# [Exercise instructions]
Identify the lines in the data below that contain "icon" and give only how many there are.

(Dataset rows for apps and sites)
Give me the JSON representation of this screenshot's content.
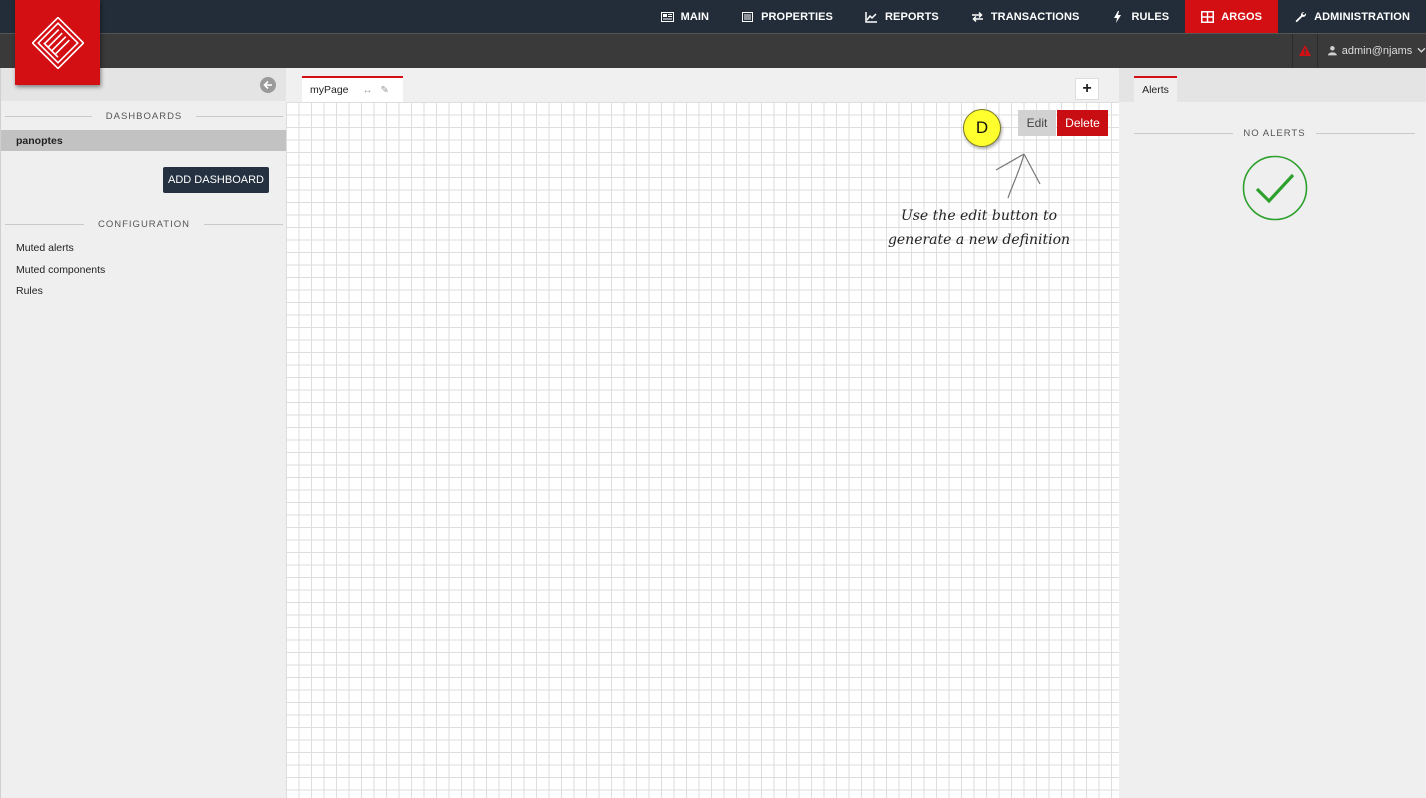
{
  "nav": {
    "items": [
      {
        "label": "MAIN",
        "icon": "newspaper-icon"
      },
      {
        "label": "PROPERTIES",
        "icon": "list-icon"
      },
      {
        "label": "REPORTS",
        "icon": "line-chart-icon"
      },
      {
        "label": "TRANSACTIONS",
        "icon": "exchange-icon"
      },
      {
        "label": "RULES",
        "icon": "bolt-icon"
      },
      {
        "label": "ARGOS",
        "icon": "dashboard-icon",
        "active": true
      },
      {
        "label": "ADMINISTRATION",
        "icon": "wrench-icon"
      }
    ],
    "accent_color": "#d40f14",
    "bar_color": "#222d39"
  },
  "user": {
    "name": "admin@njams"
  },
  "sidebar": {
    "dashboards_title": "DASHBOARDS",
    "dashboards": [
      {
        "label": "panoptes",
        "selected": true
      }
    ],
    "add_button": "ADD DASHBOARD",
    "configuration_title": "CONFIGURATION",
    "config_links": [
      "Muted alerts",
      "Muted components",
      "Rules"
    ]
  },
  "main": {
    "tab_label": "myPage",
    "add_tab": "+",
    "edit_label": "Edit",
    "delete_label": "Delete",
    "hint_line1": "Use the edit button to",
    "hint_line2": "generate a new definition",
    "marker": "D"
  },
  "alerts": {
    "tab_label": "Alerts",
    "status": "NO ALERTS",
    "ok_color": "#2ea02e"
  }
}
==
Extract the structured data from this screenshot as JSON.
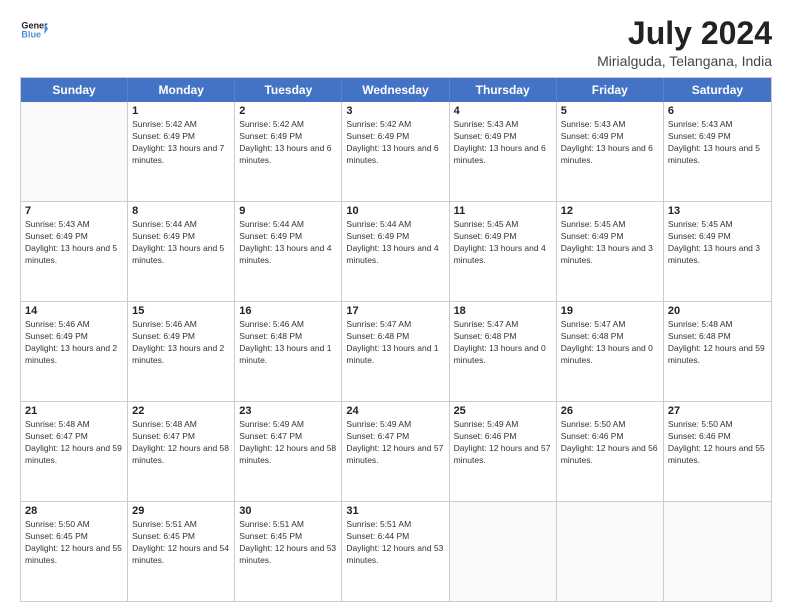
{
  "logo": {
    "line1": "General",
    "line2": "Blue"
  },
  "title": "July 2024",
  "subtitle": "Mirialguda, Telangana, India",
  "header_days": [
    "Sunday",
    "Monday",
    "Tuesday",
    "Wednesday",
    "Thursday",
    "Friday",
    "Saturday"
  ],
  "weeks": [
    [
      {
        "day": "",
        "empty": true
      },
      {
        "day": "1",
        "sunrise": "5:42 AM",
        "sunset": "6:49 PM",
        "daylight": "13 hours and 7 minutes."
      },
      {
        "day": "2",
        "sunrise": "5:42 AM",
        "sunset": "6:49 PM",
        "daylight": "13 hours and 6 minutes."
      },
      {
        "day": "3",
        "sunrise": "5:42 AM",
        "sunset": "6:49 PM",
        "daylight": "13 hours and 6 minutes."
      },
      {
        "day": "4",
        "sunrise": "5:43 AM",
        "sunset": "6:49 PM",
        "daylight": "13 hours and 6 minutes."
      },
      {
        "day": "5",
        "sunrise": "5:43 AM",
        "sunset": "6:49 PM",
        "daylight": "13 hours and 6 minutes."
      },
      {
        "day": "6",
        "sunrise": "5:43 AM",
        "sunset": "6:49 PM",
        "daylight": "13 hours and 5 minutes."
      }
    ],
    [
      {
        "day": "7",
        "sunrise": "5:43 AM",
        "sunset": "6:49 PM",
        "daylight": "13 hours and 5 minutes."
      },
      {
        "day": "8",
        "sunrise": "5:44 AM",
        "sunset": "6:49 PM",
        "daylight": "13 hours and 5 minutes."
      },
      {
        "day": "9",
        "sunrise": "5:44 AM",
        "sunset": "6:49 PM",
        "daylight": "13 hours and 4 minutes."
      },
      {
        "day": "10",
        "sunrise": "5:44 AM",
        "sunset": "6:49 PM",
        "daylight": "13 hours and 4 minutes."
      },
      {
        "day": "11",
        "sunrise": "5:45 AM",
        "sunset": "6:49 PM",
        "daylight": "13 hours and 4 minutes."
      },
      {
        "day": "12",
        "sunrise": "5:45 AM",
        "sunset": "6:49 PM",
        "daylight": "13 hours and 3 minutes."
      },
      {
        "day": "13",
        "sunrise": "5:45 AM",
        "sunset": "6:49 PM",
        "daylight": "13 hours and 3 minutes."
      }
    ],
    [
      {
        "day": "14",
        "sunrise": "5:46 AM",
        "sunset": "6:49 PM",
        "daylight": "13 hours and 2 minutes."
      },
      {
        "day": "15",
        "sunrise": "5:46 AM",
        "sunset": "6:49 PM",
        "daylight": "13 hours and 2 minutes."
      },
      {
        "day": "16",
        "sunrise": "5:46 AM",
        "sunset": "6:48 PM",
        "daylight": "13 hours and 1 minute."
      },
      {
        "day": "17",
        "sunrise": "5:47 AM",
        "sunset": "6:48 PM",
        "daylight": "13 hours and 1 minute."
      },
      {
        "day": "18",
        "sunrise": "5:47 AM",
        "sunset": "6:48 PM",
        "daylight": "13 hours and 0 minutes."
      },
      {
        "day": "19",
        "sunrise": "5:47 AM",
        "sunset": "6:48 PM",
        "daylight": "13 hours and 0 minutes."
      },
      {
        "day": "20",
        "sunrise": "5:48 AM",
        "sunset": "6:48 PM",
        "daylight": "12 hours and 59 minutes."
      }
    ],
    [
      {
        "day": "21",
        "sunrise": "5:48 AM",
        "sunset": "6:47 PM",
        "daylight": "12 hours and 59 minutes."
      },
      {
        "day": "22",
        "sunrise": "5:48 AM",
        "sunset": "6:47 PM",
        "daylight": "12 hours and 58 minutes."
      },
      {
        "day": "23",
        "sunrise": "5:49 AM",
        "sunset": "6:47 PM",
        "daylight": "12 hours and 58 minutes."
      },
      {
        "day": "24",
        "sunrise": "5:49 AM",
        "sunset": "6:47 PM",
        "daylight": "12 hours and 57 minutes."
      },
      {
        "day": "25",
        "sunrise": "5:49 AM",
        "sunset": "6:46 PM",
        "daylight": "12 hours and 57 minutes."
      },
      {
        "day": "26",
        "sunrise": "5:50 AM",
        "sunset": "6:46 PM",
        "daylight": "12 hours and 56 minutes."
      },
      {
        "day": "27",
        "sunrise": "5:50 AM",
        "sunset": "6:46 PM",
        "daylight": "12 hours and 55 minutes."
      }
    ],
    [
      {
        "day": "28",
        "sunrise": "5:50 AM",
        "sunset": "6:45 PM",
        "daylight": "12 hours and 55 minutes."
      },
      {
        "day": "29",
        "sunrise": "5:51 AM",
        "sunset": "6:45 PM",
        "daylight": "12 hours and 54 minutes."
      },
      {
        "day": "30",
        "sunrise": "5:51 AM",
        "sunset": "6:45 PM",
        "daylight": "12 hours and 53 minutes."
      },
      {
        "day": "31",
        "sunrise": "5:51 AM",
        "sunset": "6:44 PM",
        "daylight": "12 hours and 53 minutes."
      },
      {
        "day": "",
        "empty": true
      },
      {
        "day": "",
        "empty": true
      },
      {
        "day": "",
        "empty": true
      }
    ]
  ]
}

# [Answer for this exercise]
7